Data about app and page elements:

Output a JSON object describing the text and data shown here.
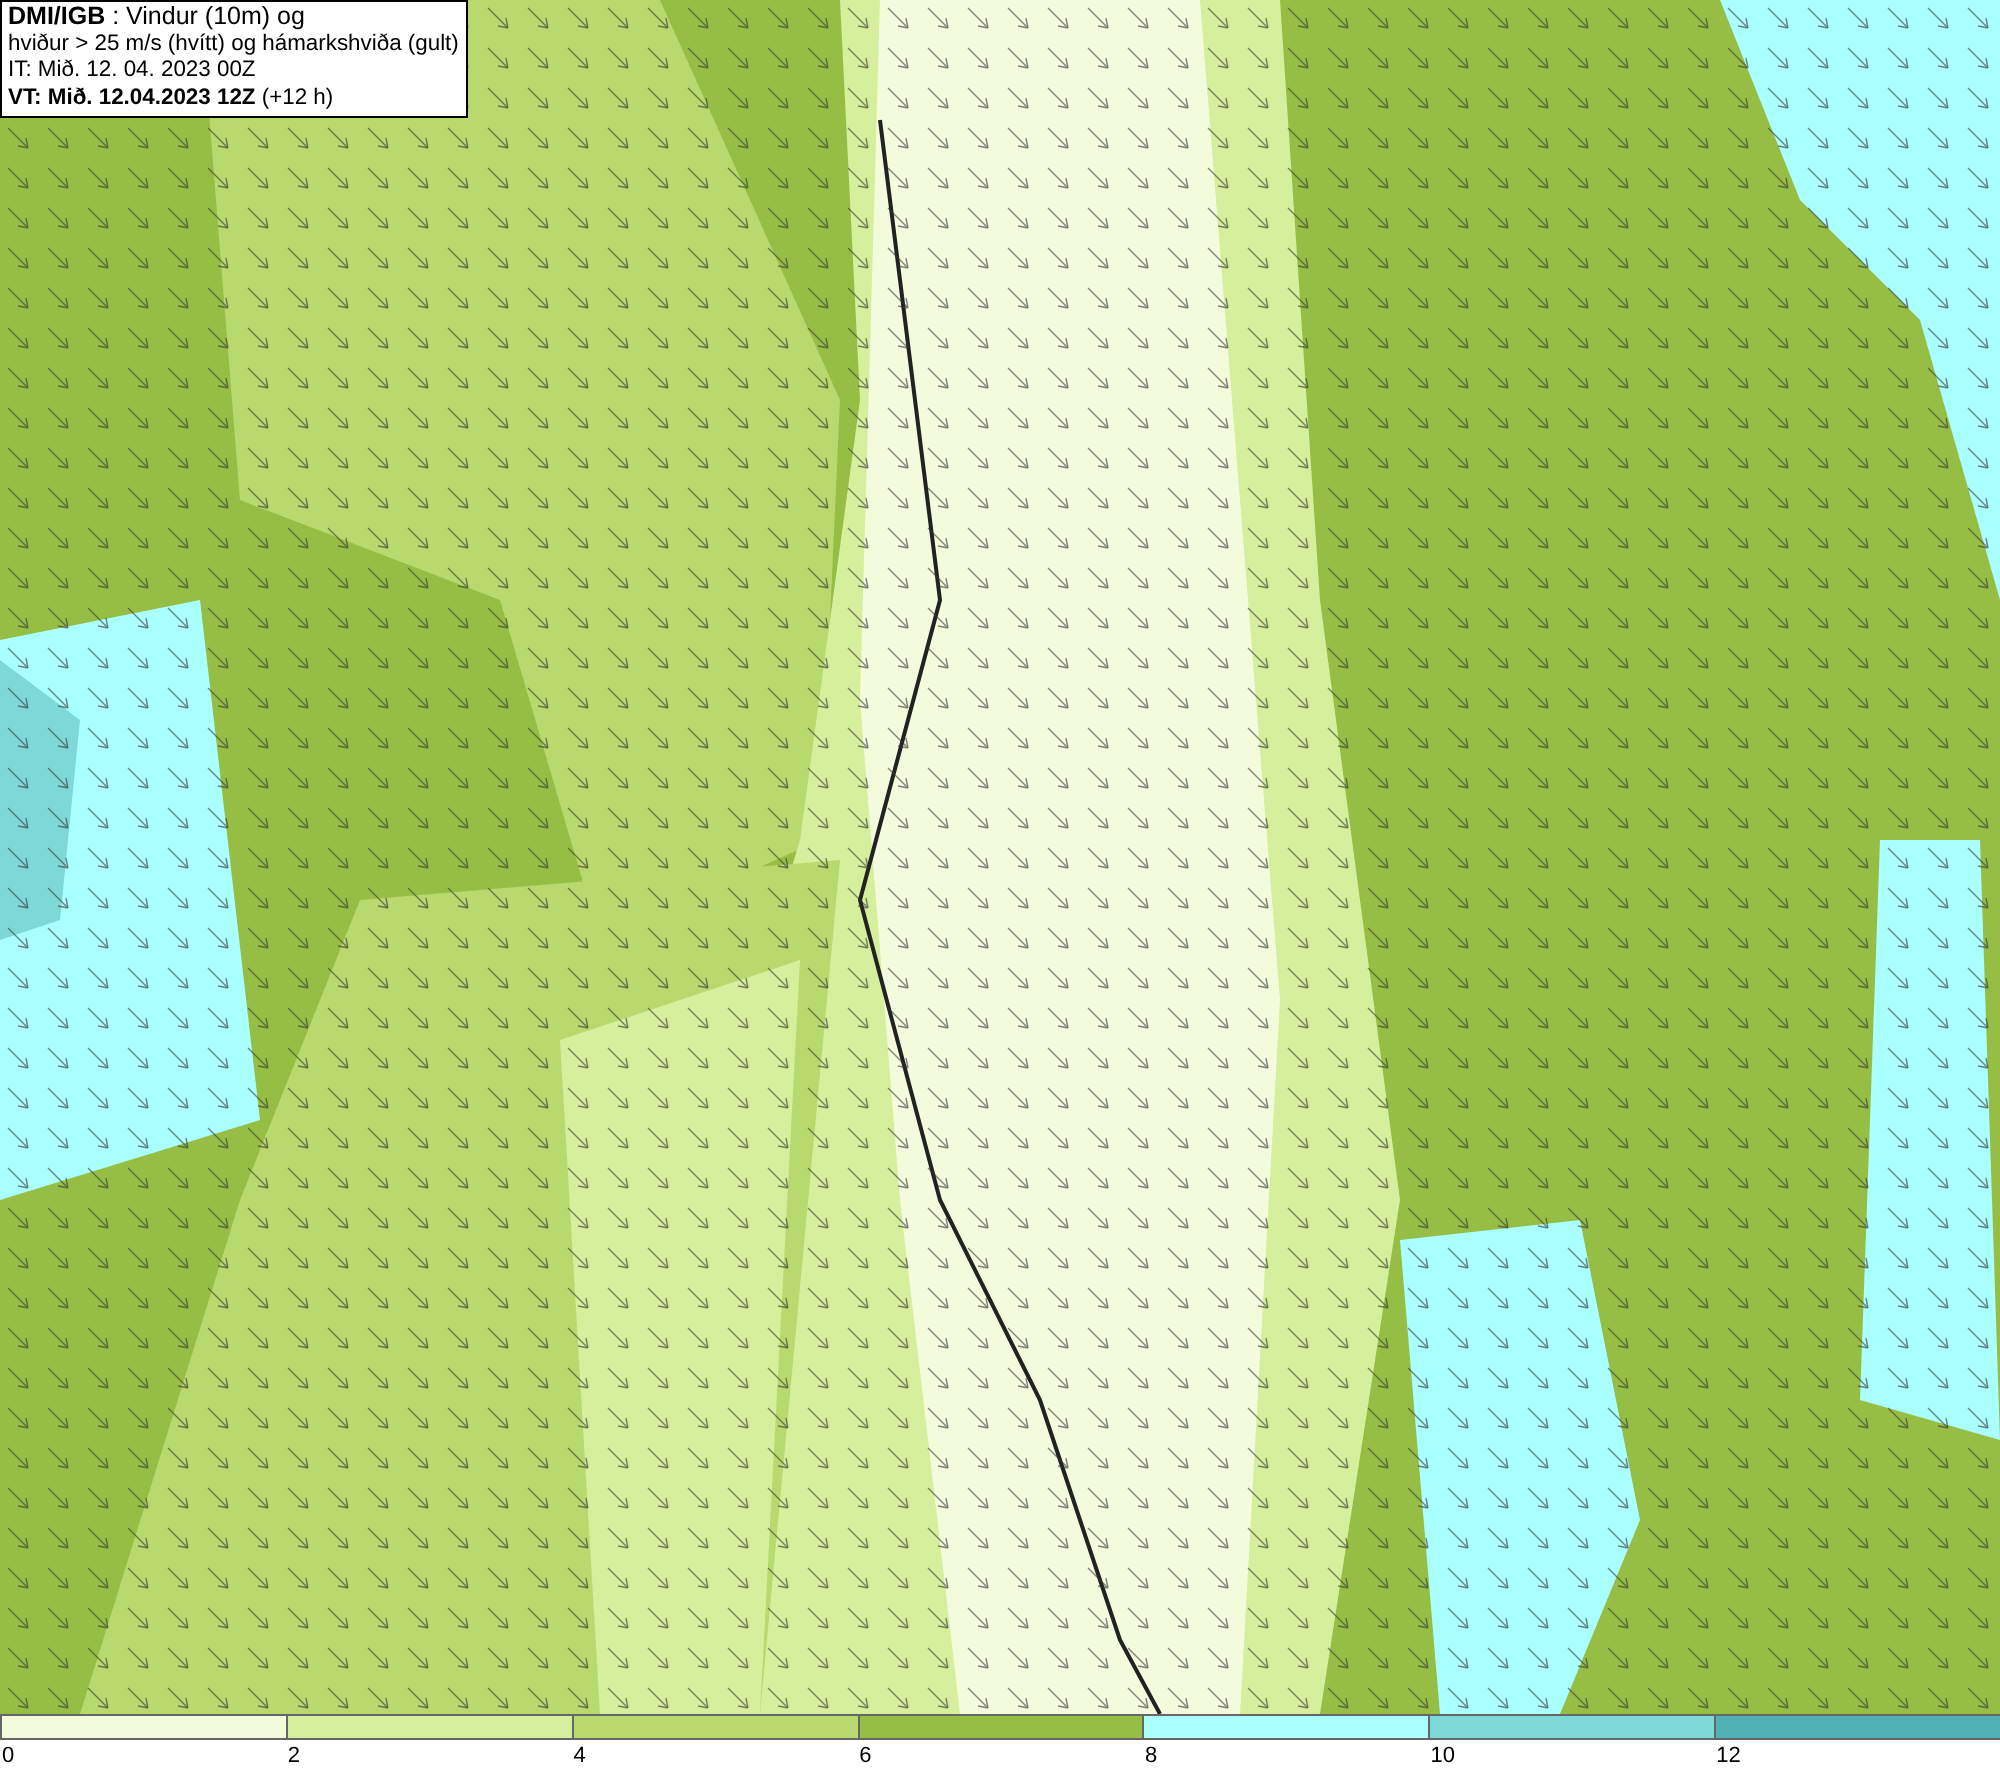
{
  "title_box": {
    "lines": [
      "**DMI/IGB** : Vindur (10m) og",
      "hviður > 25 m/s (hvítt) og hámarkshviða (gult)",
      "IT: Mið. 12. 04. 2023 00Z",
      "**VT: Mið. 12.04.2023 12Z** (+12 h)"
    ]
  },
  "legend": {
    "segments": [
      {
        "label": "0",
        "color": "#f4fbdc"
      },
      {
        "label": "2",
        "color": "#d6ef9c"
      },
      {
        "label": "4",
        "color": "#b8d96e"
      },
      {
        "label": "6",
        "color": "#96be45"
      },
      {
        "label": "8",
        "color": "#aaffff"
      },
      {
        "label": "10",
        "color": "#7fd8d8"
      },
      {
        "label": "12",
        "color": "#52b1b4"
      }
    ]
  }
}
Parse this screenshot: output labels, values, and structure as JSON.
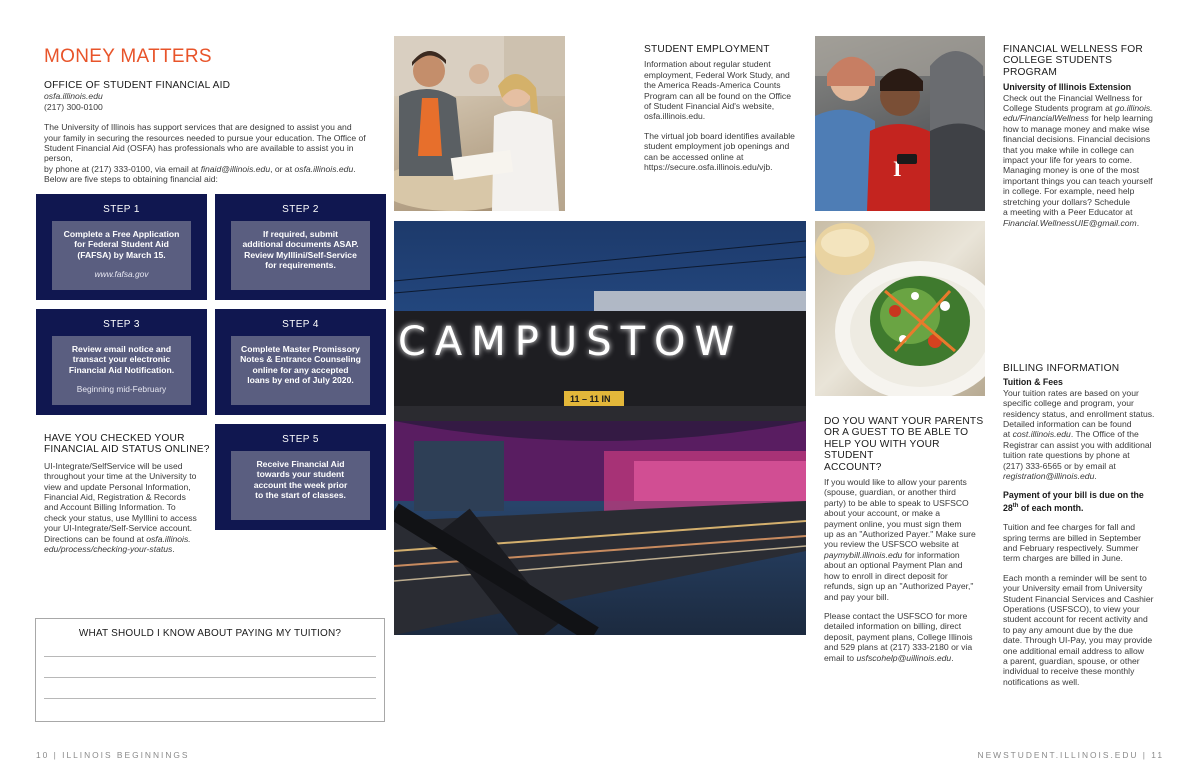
{
  "left_page": {
    "heading": "MONEY MATTERS",
    "osfa": {
      "title": "OFFICE OF STUDENT FINANCIAL AID",
      "website": "osfa.illinois.edu",
      "phone": "(217) 300-0100",
      "intro_lines": [
        "The University of Illinois has support services that are designed to assist you and",
        "your family in securing the resources needed to pursue your education. The Office of",
        "Student Financial Aid (OSFA) has professionals who are available to assist you in person,"
      ],
      "contact_line_parts": [
        "by phone at (217) 333-0100, via email at ",
        "finaid@illinois.edu",
        ", or at ",
        "osfa.illinois.edu",
        "."
      ],
      "steps_intro": "Below are five steps to obtaining financial aid:"
    },
    "steps": [
      {
        "label": "STEP 1",
        "lines": [
          "Complete a Free Application",
          "for Federal Student Aid",
          "(FAFSA) by March 15."
        ],
        "sub": "www.fafsa.gov"
      },
      {
        "label": "STEP 2",
        "lines": [
          "If required, submit",
          "additional documents ASAP.",
          "Review MyIllini/Self-Service",
          "for requirements."
        ],
        "sub": ""
      },
      {
        "label": "STEP 3",
        "lines": [
          "Review email notice and",
          "transact your electronic",
          "Financial Aid Notification."
        ],
        "sub": "Beginning mid-February"
      },
      {
        "label": "STEP 4",
        "lines": [
          "Complete Master Promissory",
          "Notes & Entrance Counseling",
          "online for any accepted",
          "loans by end of July 2020."
        ],
        "sub": ""
      },
      {
        "label": "STEP 5",
        "lines": [
          "Receive Financial Aid",
          "towards your student",
          "account the week prior",
          "to the start of classes."
        ],
        "sub": ""
      }
    ],
    "status": {
      "title_lines": [
        "HAVE YOU CHECKED YOUR",
        "FINANCIAL AID STATUS ONLINE?"
      ],
      "body_lines": [
        "UI-Integrate/SelfService will be used",
        "throughout your time at the University to",
        "view and update Personal Information,",
        "Financial Aid, Registration & Records",
        "and Account Billing Information. To",
        "check your status, use MyIllini to access",
        "your UI-Integrate/Self-Service account."
      ],
      "dir_prefix": "Directions can be found at ",
      "dir_link_1": "osfa.illinois.",
      "dir_link_2": "edu/process/checking-your-status",
      "dir_suffix": "."
    },
    "tuition_box": {
      "title": "WHAT SHOULD I KNOW ABOUT PAYING MY TUITION?"
    },
    "footer": "10 | ILLINOIS BEGINNINGS"
  },
  "photo_sign": {
    "sign_text": "CAMPUSTOW",
    "hours_text": "11 – 11 IN"
  },
  "student_employment": {
    "title": "STUDENT EMPLOYMENT",
    "para1_lines": [
      "Information about regular student",
      "employment, Federal Work Study, and",
      "the America Reads-America Counts",
      "Program can all be found on the Office",
      "of Student Financial Aid's website,",
      "osfa.illinois.edu."
    ],
    "para2_lines": [
      "The virtual job board identifies available",
      "student employment job openings and",
      "can be accessed online at",
      "https://secure.osfa.illinois.edu/vjb."
    ]
  },
  "financial_wellness": {
    "title_lines": [
      "FINANCIAL WELLNESS FOR",
      "COLLEGE STUDENTS PROGRAM"
    ],
    "subtitle": "University of Illinois Extension",
    "line1": "Check out the Financial Wellness for",
    "line2_prefix": "College Students program at ",
    "line2_link": "go.illinois.",
    "line3_link": "edu/FinancialWellness",
    "line3_suffix": " for help learning",
    "body_lines": [
      "how to manage money and make wise",
      "financial decisions. Financial decisions",
      "that you make while in college can",
      "impact your life for years to come.",
      "Managing money is one of the most",
      "important things you can teach yourself",
      "in college. For example, need help",
      "stretching your dollars? Schedule",
      "a meeting with a Peer Educator at"
    ],
    "email": "Financial.WellnessUIE@gmail.com",
    "email_suffix": "."
  },
  "parents_guest": {
    "title_lines": [
      "DO YOU WANT YOUR PARENTS",
      "OR A GUEST TO BE ABLE TO",
      "HELP YOU WITH YOUR STUDENT",
      "ACCOUNT?"
    ],
    "para1_lines_a": [
      "If you would like to allow your parents",
      "(spouse, guardian, or another third",
      "party) to be able to speak to USFSCO",
      "about your account, or make a",
      "payment online, you must sign them",
      "up as an \"Authorized Payer.\" Make sure",
      "you review the USFSCO website at"
    ],
    "para1_link": "paymybill.illinois.edu",
    "para1_link_suffix": " for information",
    "para1_lines_b": [
      "about an optional Payment Plan and",
      "how to enroll in direct deposit for",
      "refunds, sign up an \"Authorized Payer,\"",
      "and pay your bill."
    ],
    "para2_lines": [
      "Please contact the USFSCO for more",
      "detailed information on billing, direct",
      "deposit, payment plans, College Illinois",
      "and 529 plans at (217) 333-2180 or via"
    ],
    "para2_last_prefix": "email to ",
    "para2_email": "usfscohelp@uillinois.edu",
    "para2_last_suffix": "."
  },
  "billing": {
    "title": "BILLING INFORMATION",
    "subtitle": "Tuition & Fees",
    "para1_lines": [
      "Your tuition rates are based on your",
      "specific college and program, your",
      "residency status, and enrollment status.",
      "Detailed information can be found"
    ],
    "para1_line5_prefix": "at ",
    "para1_line5_link": "cost.illinois.edu",
    "para1_line5_suffix": ". The Office of the",
    "para1_lines_b": [
      "Registrar can assist you with additional",
      "tuition rate questions by phone at",
      "(217) 333-6565 or by email at"
    ],
    "para1_email": "registration@illinois.edu",
    "para1_email_suffix": ".",
    "due_line1": "Payment of your bill is due on the",
    "due_num": "28",
    "due_sup": "th",
    "due_rest": " of each month.",
    "para2_lines": [
      "Tuition and fee charges for fall and",
      "spring terms are billed in September",
      "and February respectively. Summer",
      "term charges are billed in June."
    ],
    "para3_lines": [
      "Each month a reminder will be sent to",
      "your University email from University",
      "Student Financial Services and Cashier",
      "Operations (USFSCO), to view your",
      "student account for recent activity and",
      "to pay any amount due by the due",
      "date. Through UI-Pay, you may provide",
      "one additional email address to allow",
      "a parent, guardian, spouse, or other",
      "individual to receive these monthly",
      "notifications as well."
    ],
    "footer": "NEWSTUDENT.ILLINOIS.EDU | 11"
  },
  "colors": {
    "accent": "#e8542a",
    "step_bg": "#101750",
    "step_inner": "#5a5e80"
  }
}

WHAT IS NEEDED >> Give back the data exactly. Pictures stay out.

EXERCISE ANSWER >>
Output a JSON object describing the text and data shown here.
{
  "title_box": {
    "lines": [
      "**DMI/IGB** : Vindur (10m) og",
      "hviður > 25 m/s (hvítt) og hámarkshviða (gult)",
      "IT: Mið. 12. 04. 2023 00Z",
      "**VT: Mið. 12.04.2023 12Z** (+12 h)"
    ]
  },
  "legend": {
    "segments": [
      {
        "label": "0",
        "color": "#f4fbdc"
      },
      {
        "label": "2",
        "color": "#d6ef9c"
      },
      {
        "label": "4",
        "color": "#b8d96e"
      },
      {
        "label": "6",
        "color": "#96be45"
      },
      {
        "label": "8",
        "color": "#aaffff"
      },
      {
        "label": "10",
        "color": "#7fd8d8"
      },
      {
        "label": "12",
        "color": "#52b1b4"
      }
    ]
  }
}
Parse this screenshot: output labels, values, and structure as JSON.
{
  "left_page": {
    "heading": "MONEY MATTERS",
    "osfa": {
      "title": "OFFICE OF STUDENT FINANCIAL AID",
      "website": "osfa.illinois.edu",
      "phone": "(217) 300-0100",
      "intro_lines": [
        "The University of Illinois has support services that are designed to assist you and",
        "your family in securing the resources needed to pursue your education. The Office of",
        "Student Financial Aid (OSFA) has professionals who are available to assist you in person,"
      ],
      "contact_line_parts": [
        "by phone at (217) 333-0100, via email at ",
        "finaid@illinois.edu",
        ", or at ",
        "osfa.illinois.edu",
        "."
      ],
      "steps_intro": "Below are five steps to obtaining financial aid:"
    },
    "steps": [
      {
        "label": "STEP 1",
        "lines": [
          "Complete a Free Application",
          "for Federal Student Aid",
          "(FAFSA) by March 15."
        ],
        "sub": "www.fafsa.gov"
      },
      {
        "label": "STEP 2",
        "lines": [
          "If required, submit",
          "additional documents ASAP.",
          "Review MyIllini/Self-Service",
          "for requirements."
        ],
        "sub": ""
      },
      {
        "label": "STEP 3",
        "lines": [
          "Review email notice and",
          "transact your electronic",
          "Financial Aid Notification."
        ],
        "sub": "Beginning mid-February"
      },
      {
        "label": "STEP 4",
        "lines": [
          "Complete Master Promissory",
          "Notes & Entrance Counseling",
          "online for any accepted",
          "loans by end of July 2020."
        ],
        "sub": ""
      },
      {
        "label": "STEP 5",
        "lines": [
          "Receive Financial Aid",
          "towards your student",
          "account the week prior",
          "to the start of classes."
        ],
        "sub": ""
      }
    ],
    "status": {
      "title_lines": [
        "HAVE YOU CHECKED YOUR",
        "FINANCIAL AID STATUS ONLINE?"
      ],
      "body_lines": [
        "UI-Integrate/SelfService will be used",
        "throughout your time at the University to",
        "view and update Personal Information,",
        "Financial Aid, Registration & Records",
        "and Account Billing Information. To",
        "check your status, use MyIllini to access",
        "your UI-Integrate/Self-Service account."
      ],
      "dir_prefix": "Directions can be found at ",
      "dir_link_1": "osfa.illinois.",
      "dir_link_2": "edu/process/checking-your-status",
      "dir_suffix": "."
    },
    "tuition_box": {
      "title": "WHAT SHOULD I KNOW ABOUT PAYING MY TUITION?"
    },
    "footer": "10 | ILLINOIS BEGINNINGS"
  },
  "photo_sign": {
    "sign_text": "CAMPUSTOW",
    "hours_text": "11 – 11 IN"
  },
  "student_employment": {
    "title": "STUDENT EMPLOYMENT",
    "para1_lines": [
      "Information about regular student",
      "employment, Federal Work Study, and",
      "the America Reads-America Counts",
      "Program can all be found on the Office",
      "of Student Financial Aid's website,",
      "osfa.illinois.edu."
    ],
    "para2_lines": [
      "The virtual job board identifies available",
      "student employment job openings and",
      "can be accessed online at",
      "https://secure.osfa.illinois.edu/vjb."
    ]
  },
  "financial_wellness": {
    "title_lines": [
      "FINANCIAL WELLNESS FOR",
      "COLLEGE STUDENTS PROGRAM"
    ],
    "subtitle": "University of Illinois Extension",
    "line1": "Check out the Financial Wellness for",
    "line2_prefix": "College Students program at ",
    "line2_link": "go.illinois.",
    "line3_link": "edu/FinancialWellness",
    "line3_suffix": " for help learning",
    "body_lines": [
      "how to manage money and make wise",
      "financial decisions. Financial decisions",
      "that you make while in college can",
      "impact your life for years to come.",
      "Managing money is one of the most",
      "important things you can teach yourself",
      "in college. For example, need help",
      "stretching your dollars? Schedule",
      "a meeting with a Peer Educator at"
    ],
    "email": "Financial.WellnessUIE@gmail.com",
    "email_suffix": "."
  },
  "parents_guest": {
    "title_lines": [
      "DO YOU WANT YOUR PARENTS",
      "OR A GUEST TO BE ABLE TO",
      "HELP YOU WITH YOUR STUDENT",
      "ACCOUNT?"
    ],
    "para1_lines_a": [
      "If you would like to allow your parents",
      "(spouse, guardian, or another third",
      "party) to be able to speak to USFSCO",
      "about your account, or make a",
      "payment online, you must sign them",
      "up as an \"Authorized Payer.\" Make sure",
      "you review the USFSCO website at"
    ],
    "para1_link": "paymybill.illinois.edu",
    "para1_link_suffix": " for information",
    "para1_lines_b": [
      "about an optional Payment Plan and",
      "how to enroll in direct deposit for",
      "refunds, sign up an \"Authorized Payer,\"",
      "and pay your bill."
    ],
    "para2_lines": [
      "Please contact the USFSCO for more",
      "detailed information on billing, direct",
      "deposit, payment plans, College Illinois",
      "and 529 plans at (217) 333-2180 or via"
    ],
    "para2_last_prefix": "email to ",
    "para2_email": "usfscohelp@uillinois.edu",
    "para2_last_suffix": "."
  },
  "billing": {
    "title": "BILLING INFORMATION",
    "subtitle": "Tuition & Fees",
    "para1_lines": [
      "Your tuition rates are based on your",
      "specific college and program, your",
      "residency status, and enrollment status.",
      "Detailed information can be found"
    ],
    "para1_line5_prefix": "at ",
    "para1_line5_link": "cost.illinois.edu",
    "para1_line5_suffix": ". The Office of the",
    "para1_lines_b": [
      "Registrar can assist you with additional",
      "tuition rate questions by phone at",
      "(217) 333-6565 or by email at"
    ],
    "para1_email": "registration@illinois.edu",
    "para1_email_suffix": ".",
    "due_line1": "Payment of your bill is due on the",
    "due_num": "28",
    "due_sup": "th",
    "due_rest": " of each month.",
    "para2_lines": [
      "Tuition and fee charges for fall and",
      "spring terms are billed in September",
      "and February respectively. Summer",
      "term charges are billed in June."
    ],
    "para3_lines": [
      "Each month a reminder will be sent to",
      "your University email from University",
      "Student Financial Services and Cashier",
      "Operations (USFSCO), to view your",
      "student account for recent activity and",
      "to pay any amount due by the due",
      "date. Through UI-Pay, you may provide",
      "one additional email address to allow",
      "a parent, guardian, spouse, or other",
      "individual to receive these monthly",
      "notifications as well."
    ],
    "footer": "NEWSTUDENT.ILLINOIS.EDU | 11"
  },
  "colors": {
    "accent": "#e8542a",
    "step_bg": "#101750",
    "step_inner": "#5a5e80"
  }
}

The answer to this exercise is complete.